Gov. Little deserves kudos for calling attention to this matter. Wildfires do not recognize land management boundaries and an “all hands, all lands” approach is needed.
His administration has taken a leadership role in this effort by investing staff and funds into the Good Neighbor Authority, the Shared Stewardship program, and No Boundaries Forestry. Collaborative efforts are underway across the state to reduce hazardous fuels, lessen the risk of uncharacteristic wildfires, and allow wildfires to play their normal role, among other objectives.
Gov. Little also mentioned climate change and the need to address increasing wildfire risks. We join his call for action as addressing climate change is one of ICL’s main campaigns.
Climate change is ushering in a new era of megafires. Western fire seasons are now more than a month longer than historic averages. Since 1985, over half of the area burned in western wildfires is attributable to climate change and this trend is accelerating. There also has been a dramatic increase in the millions of acres burned and researchers expect that this amount will double or quadruple in the next few decades.

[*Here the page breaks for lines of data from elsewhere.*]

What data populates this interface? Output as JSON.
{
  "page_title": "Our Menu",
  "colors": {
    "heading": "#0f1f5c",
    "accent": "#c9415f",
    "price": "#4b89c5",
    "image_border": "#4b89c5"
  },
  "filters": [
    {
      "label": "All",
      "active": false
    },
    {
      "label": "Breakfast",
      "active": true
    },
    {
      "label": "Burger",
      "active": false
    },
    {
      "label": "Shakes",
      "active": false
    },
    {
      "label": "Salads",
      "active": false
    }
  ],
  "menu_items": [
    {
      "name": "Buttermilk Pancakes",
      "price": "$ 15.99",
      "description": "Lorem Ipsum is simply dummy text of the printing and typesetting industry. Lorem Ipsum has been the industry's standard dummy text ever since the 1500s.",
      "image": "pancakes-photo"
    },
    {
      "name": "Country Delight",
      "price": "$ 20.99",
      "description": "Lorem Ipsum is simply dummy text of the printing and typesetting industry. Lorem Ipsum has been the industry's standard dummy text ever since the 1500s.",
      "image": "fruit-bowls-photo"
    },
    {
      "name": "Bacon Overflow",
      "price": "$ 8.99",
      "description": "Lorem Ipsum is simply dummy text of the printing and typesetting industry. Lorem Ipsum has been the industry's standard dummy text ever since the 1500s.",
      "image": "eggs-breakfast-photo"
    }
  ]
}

These extreme wildfires can lead to permanent conversion of forests to scrublands and release far more carbon than prescribed burns would.
Forest managers often just focus on “fuel” in the “fire triangle” of fuel, heat, and oxygen. Extreme fire behaviors in the West are due in large part to the presence of unnaturally high amounts of fuel stemming from decades of fire suppression. Thinning and prescribed burns, particularly around communities at risk, can help restore normal fire behavior and make forests, watersheds, and homes more resilient to wildfires.
We also need to address the “heat” component through climate action. We need to increase the pace and scale of forest restoration efforts and also need to stop stoking these fires with hotter temperatures. This means working together to reduce carbon emissions on all fronts as well as adjusting our forest and rangeland management practices to better sequester carbon. These efforts are not mutually exclusive but complementary. Dealing with climate change will be a key component of federal land management agencies in the future.
Gov. Little concluded this topic with a hopeful note:
“Idaho is actively mapping out the future of our forests, and your grandkids and mine will directly benefit from our actions today.”
Let’s partner together to restore not only our forests, but also our climate. We cannot do one without the other.